We are truly passionate about teaching game development and helping others improve and succeed. That's why we started this project to become even better at teaching games.
During two and a half years and numberous online and onsite meetings we have discussed our educations and teaching methods. We have shared knowledge and the result of all this hard work is now presented in our framework on this page.
If you would like to, you can connect with us in our LinkedIn Group:
The main focus of this project is to gather and sort knowledge between our schools and institutions and create a common framework for teaching game development.
This Erasmus+ project is made possible with the help from the following schools / institutions.
Yrgo has over 50 different higher vocational educations in multiple fields. We have been teaching game development since 2017. All our educations are created in cooperation with companies that are working in each field. We are located in Gothenburg, Sweden.
Contact: Max Friberg
The Graphic Lyceum Utrecht is a creative and safe school. We find that important. With us, every student can fully develop his or her talents.
At the Grafisch Lyceum Utrecht almost 2,200 students follow a course for media, design or communication. Our 215 employees ensure contemporary education and a smoothly running organisation.
Contact: Sander Scholl
Dania Academy is one of nine regional academies of higher education in Denmark and has campuses in eight different Danish cities offering higher education programmes focused on applied degrees within technology, IT, business and health.
The Grenaa Campus, also known as Dania Games, focus on game development since 2010 and offers 3 full time programmes and 1 part time programme in the field of game development and industry and hosts the only exclusive game incubator in Denmark, Game Hub Denmark.
Contact: Jonatan Yde
Keilir Academy in Iceland offers a range of educational oportunities ranging from secondary school to adult education. Since establishment in 2007 the school has been a catalyst in implementing new approaches and innovative teaching methods, as well as new educational programmes developed in close cooperation with Icelandic industry.
Keilir offers the only designated game development programme in Iceland at Menntaskólinn á Ásbrú - Secondary School. The three year programme offers a matriculation exam with emphasis on game development with 30 - 40 students starting on an annual basis.
In this section, you can find the result from our project, our framework for games educations. You can also download the framework as a .pdf using the button below.
The Game industry has a lot of terminologies, phrasings, and idiosyncratic word use. These are both technical and memetic. The language of game development exists online and as such it’s constantly revised and updated by a global user base. Understanding this international language is key to understanding the industry. Below are guidelines aimed to assist students and faculty in this field.

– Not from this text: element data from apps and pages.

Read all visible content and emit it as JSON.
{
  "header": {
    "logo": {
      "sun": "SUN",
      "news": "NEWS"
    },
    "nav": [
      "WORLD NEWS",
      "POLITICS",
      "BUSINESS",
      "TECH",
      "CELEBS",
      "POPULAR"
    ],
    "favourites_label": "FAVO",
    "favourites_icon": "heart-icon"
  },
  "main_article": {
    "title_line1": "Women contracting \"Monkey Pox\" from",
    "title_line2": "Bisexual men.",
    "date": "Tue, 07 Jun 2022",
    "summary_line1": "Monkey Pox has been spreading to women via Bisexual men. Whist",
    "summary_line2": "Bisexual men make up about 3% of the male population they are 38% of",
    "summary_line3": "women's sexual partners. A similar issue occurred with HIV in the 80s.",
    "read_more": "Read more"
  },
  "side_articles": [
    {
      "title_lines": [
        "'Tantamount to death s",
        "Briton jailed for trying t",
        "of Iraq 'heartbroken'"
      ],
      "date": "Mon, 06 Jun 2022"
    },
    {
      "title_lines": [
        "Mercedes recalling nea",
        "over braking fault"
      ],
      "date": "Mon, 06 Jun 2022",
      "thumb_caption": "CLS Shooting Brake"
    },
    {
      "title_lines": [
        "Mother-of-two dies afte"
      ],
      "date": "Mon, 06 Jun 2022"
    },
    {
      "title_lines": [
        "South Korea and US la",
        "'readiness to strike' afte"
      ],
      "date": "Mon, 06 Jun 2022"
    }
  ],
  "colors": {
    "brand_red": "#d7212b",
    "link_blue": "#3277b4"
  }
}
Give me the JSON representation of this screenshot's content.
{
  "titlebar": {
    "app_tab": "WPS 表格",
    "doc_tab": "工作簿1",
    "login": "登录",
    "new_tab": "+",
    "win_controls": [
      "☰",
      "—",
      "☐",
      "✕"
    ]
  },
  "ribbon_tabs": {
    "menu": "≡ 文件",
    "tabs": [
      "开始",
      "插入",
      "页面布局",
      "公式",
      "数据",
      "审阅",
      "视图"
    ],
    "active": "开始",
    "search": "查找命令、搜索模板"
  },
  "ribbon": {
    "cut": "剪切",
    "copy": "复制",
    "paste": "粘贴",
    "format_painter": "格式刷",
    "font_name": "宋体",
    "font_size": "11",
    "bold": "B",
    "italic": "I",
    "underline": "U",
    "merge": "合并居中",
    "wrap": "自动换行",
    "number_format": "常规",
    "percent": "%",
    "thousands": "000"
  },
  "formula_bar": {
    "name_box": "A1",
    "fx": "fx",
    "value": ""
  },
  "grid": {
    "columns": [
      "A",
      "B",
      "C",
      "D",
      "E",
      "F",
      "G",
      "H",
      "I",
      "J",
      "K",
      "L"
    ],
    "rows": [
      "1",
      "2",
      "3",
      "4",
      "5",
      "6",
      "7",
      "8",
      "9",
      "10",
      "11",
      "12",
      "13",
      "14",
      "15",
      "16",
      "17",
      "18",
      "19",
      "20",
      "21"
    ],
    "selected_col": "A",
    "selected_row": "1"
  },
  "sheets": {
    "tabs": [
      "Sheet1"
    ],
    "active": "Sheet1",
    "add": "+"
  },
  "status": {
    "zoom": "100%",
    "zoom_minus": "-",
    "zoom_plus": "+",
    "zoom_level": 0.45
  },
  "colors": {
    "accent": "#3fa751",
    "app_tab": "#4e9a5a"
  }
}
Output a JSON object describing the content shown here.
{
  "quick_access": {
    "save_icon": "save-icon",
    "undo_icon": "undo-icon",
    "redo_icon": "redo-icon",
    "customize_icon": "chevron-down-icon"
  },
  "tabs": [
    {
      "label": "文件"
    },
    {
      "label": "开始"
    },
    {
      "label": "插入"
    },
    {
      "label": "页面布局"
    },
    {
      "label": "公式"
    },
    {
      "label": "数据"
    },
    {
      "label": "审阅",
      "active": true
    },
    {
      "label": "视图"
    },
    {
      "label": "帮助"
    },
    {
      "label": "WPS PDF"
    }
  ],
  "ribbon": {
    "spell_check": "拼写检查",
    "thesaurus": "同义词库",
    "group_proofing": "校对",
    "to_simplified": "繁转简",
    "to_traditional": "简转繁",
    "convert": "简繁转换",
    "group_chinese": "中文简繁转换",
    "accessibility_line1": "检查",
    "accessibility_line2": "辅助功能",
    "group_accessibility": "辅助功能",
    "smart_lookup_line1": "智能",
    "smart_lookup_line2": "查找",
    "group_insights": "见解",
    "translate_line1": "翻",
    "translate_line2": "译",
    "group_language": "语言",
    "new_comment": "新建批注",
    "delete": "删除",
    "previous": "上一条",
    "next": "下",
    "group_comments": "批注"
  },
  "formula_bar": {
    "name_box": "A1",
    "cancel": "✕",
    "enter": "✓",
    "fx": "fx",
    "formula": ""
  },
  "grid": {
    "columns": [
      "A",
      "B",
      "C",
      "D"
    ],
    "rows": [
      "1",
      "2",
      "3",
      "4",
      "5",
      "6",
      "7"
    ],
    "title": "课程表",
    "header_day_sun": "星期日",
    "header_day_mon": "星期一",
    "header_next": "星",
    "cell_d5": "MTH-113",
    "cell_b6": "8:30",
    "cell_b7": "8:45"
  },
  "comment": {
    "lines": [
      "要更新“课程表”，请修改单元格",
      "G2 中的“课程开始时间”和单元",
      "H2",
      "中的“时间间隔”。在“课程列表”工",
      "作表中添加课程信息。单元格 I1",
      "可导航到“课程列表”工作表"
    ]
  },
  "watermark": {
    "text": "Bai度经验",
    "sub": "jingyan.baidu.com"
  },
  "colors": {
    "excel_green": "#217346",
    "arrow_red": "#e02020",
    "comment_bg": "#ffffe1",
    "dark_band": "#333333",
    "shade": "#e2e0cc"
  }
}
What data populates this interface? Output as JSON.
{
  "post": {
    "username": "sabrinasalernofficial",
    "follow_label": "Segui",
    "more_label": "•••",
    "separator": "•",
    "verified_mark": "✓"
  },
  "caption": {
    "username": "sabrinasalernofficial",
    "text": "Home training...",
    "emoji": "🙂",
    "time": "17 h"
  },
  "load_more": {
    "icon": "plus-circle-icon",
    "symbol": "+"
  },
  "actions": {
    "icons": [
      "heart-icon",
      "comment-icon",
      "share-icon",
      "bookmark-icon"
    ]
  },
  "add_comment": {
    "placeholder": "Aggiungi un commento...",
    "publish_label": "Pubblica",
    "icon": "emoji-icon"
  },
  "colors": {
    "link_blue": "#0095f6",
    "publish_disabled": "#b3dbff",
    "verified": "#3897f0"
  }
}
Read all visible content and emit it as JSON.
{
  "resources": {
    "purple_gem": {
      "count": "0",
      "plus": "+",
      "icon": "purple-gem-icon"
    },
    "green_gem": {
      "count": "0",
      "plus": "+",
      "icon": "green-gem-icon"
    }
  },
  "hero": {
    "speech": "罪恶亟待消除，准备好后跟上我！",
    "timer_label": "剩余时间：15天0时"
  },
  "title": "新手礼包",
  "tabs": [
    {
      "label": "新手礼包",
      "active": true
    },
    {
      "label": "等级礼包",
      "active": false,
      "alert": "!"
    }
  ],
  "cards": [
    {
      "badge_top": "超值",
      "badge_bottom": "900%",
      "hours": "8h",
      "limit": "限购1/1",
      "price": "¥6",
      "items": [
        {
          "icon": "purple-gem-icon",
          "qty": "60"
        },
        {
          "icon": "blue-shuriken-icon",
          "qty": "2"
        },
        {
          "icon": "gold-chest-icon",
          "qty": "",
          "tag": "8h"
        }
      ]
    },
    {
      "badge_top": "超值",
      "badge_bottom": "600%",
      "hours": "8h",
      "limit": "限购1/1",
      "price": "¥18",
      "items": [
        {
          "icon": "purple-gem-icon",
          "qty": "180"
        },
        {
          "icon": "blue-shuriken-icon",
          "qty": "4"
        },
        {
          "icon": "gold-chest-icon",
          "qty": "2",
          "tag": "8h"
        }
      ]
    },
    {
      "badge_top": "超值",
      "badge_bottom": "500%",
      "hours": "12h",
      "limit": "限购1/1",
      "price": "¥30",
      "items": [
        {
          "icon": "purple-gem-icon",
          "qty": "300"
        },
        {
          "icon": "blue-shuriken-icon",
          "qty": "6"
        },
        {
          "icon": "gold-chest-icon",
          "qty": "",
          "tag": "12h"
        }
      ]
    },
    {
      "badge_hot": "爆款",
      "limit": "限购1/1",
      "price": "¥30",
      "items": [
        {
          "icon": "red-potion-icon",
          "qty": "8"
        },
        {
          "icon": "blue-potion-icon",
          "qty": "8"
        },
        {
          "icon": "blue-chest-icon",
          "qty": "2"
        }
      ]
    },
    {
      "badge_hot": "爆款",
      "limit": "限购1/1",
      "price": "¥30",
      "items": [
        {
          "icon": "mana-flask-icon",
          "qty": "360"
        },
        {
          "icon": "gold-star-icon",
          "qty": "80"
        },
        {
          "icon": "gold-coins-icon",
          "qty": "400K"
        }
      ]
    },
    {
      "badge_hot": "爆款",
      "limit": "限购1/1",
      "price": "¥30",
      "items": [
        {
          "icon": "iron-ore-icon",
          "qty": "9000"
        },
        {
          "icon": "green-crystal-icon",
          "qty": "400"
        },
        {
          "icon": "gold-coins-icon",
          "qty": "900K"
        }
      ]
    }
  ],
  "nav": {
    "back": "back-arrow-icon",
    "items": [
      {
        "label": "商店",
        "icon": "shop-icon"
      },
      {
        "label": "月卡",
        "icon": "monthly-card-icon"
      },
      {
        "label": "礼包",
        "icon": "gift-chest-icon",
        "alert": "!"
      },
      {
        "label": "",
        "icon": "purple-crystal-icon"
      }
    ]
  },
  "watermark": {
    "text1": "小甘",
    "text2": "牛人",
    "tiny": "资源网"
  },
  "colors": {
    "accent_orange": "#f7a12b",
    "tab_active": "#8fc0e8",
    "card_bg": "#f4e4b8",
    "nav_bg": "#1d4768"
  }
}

During this project the topic of curriculum development was discussed at length, the difficulties surrounding such an important topic were exacerbated by the age differential between the students from each participating school. Below are the common guidelines born from discussing curriculums from this multifaceted starting point.
The area of discussion around equality spanned a lot of subjects, ranging from inclusion, gender, prejudice, and acceptance. And focused on different areas, outreach, lecturers, physical spaces, and the industry as a whole. Below are guidelines to help ensure a more equitable teaching environment for both students and faculty.
The gaming industry grows each year. With this sort of development, there is always a need for new talent. To ensure that we can graduate students of all walks of life at a steady pace and high caliber potential students must find our schools and experience the towns these schools inhabit as growing game hubs. Below are a set of guidelines aimed at helping to facilitate this.
Not initially a part of the Erasmus+ project but as discussions about teaching persisted throughout the SARS‑CoV‑2 pandemic a lot of discussions surrounding this topic were held and a few findings were crystallized.
We noted a lot of overlap between what areas we wanted our students to know better. Our discussions centered around tools and methods that any person studying game development would do well to familiarize themselves with.
Aside from the tools and methods outlined in the previous section, below are a list of guidelines for running a game programming course or program.
Aside from the tools and methods outlined in the previous section, below are a list of guidelines for running a game art course or program.
Aside from the tools and methods outlined in the previous section, below are a list of guidelines for running a game design course or program.
These guidelines don't fit neatly into one of the above categories and are instead collected below.
If you would like to get in contact with us, please use the contact form below.